To support the clinical trials and postmarketing use cases, one needs to know the active moiety of each drug product, since important drug-related safety signals typically correlate with this concept (e.g. tacrine-associated hepatotoxicity). The moiety can be derived if the active ingredient is known. Since some drug products are combination drugs containing two or more active ingredients / active moieties, it is important to identify each active moiety present in any multi-ingredient drug product. Drug-related safety signals sometimes also correlate with the pharmacologic class (“class effect,” e.g. bone fractures associated with proton pump inhibitors); therefore, one also needs to know the pharmacologic class of each product or of its active moiety. Pharmacologic class is itself a complex concept made up of other concepts such as mechanism of action, physiologic effect, or chemical structure. A single active moiety may have more than one recognized or clinically meaningful pharmacologic class. This gives rise to potentially 1:many:many relationships (Product:ActiveMoiety:PharmClass; see Figure below).
|Key Product Information from a Drug Dictionary|
A standard drug dictionary should support the validation and coding of each reported drug product by its name and active ingredient(s), or by the active ingredient(s) when that is the only available information. A standard drug dictionary should further support the reporting and/or easy look-up of active moiety and pharmacologic class information for each drug product.
Identifying the pharmacologic class information for each drug product is not always straightforward because there may be multiple classes, and there is no concept of a primary default pharmacologic class. When the indication for a product use is known, this may provide information for selecting a class, but the product’s activity may always be considered as part of another assigned class.
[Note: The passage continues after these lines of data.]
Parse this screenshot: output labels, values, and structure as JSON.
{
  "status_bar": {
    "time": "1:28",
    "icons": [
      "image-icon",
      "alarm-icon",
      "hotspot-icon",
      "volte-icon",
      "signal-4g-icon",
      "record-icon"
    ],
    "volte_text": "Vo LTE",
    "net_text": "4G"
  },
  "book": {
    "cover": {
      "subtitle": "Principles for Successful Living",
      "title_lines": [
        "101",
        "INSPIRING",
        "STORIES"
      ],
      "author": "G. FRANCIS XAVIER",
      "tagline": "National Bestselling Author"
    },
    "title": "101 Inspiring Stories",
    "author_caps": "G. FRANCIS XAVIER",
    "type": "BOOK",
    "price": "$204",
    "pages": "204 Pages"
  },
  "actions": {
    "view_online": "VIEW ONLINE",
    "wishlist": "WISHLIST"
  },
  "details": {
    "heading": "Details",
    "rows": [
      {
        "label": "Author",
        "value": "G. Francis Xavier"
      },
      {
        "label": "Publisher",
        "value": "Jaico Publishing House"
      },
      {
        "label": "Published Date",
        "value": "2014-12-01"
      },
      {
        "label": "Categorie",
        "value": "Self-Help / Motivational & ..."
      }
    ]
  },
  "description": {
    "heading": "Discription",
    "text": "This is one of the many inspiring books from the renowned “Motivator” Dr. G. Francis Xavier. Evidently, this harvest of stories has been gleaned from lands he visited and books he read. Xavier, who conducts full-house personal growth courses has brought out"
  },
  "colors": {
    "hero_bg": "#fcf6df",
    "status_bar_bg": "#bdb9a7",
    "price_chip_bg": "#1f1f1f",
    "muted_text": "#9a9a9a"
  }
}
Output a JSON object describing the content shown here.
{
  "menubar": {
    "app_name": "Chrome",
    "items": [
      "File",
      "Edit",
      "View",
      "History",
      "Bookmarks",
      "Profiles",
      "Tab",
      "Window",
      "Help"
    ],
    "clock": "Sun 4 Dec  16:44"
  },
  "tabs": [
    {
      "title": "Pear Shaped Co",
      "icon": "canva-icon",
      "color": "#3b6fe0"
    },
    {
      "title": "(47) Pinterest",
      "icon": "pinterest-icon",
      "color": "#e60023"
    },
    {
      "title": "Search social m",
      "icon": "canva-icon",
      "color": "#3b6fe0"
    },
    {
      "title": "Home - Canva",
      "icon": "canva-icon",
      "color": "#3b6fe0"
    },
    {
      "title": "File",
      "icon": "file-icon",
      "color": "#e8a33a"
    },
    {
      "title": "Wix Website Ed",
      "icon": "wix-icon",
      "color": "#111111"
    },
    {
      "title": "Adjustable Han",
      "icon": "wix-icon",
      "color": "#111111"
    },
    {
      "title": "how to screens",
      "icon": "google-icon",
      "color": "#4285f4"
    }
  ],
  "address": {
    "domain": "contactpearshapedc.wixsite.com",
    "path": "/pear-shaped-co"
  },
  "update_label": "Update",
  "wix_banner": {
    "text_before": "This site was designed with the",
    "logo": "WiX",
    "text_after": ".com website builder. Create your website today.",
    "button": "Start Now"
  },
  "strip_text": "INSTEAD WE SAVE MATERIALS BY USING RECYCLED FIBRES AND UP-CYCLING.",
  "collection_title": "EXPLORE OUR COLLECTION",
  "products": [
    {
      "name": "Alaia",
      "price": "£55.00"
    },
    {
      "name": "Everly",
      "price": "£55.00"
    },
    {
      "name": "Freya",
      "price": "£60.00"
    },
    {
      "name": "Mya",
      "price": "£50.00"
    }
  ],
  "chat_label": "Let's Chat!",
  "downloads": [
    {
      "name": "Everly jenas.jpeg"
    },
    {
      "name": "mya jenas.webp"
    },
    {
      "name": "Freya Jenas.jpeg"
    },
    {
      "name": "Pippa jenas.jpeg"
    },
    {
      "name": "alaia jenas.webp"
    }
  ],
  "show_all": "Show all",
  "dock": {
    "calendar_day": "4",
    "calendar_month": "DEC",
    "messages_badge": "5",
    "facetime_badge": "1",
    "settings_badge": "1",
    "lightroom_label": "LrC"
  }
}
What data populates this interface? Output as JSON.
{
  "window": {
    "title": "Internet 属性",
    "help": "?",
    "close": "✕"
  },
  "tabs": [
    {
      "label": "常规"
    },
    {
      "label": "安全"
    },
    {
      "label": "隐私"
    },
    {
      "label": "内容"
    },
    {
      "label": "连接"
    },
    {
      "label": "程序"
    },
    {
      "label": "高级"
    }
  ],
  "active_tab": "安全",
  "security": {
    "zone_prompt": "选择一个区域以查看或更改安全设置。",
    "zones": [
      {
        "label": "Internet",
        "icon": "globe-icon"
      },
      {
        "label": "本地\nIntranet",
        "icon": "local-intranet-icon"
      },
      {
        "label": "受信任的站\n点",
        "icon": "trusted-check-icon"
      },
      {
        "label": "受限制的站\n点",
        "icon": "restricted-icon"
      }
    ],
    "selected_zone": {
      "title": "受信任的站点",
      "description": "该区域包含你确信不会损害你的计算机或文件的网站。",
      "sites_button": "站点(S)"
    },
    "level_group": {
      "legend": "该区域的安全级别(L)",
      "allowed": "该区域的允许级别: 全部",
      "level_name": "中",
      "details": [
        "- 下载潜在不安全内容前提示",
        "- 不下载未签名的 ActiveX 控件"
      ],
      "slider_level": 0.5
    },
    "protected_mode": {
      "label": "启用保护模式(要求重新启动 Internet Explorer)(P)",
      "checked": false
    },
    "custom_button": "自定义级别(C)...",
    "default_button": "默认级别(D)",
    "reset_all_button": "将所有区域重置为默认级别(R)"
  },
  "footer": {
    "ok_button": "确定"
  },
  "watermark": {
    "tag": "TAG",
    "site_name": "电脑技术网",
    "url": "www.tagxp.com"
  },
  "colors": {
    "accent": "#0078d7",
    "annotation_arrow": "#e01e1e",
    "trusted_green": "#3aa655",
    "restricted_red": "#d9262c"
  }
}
It is therefore useful to know all the pharmacologic classes associated with a drug product.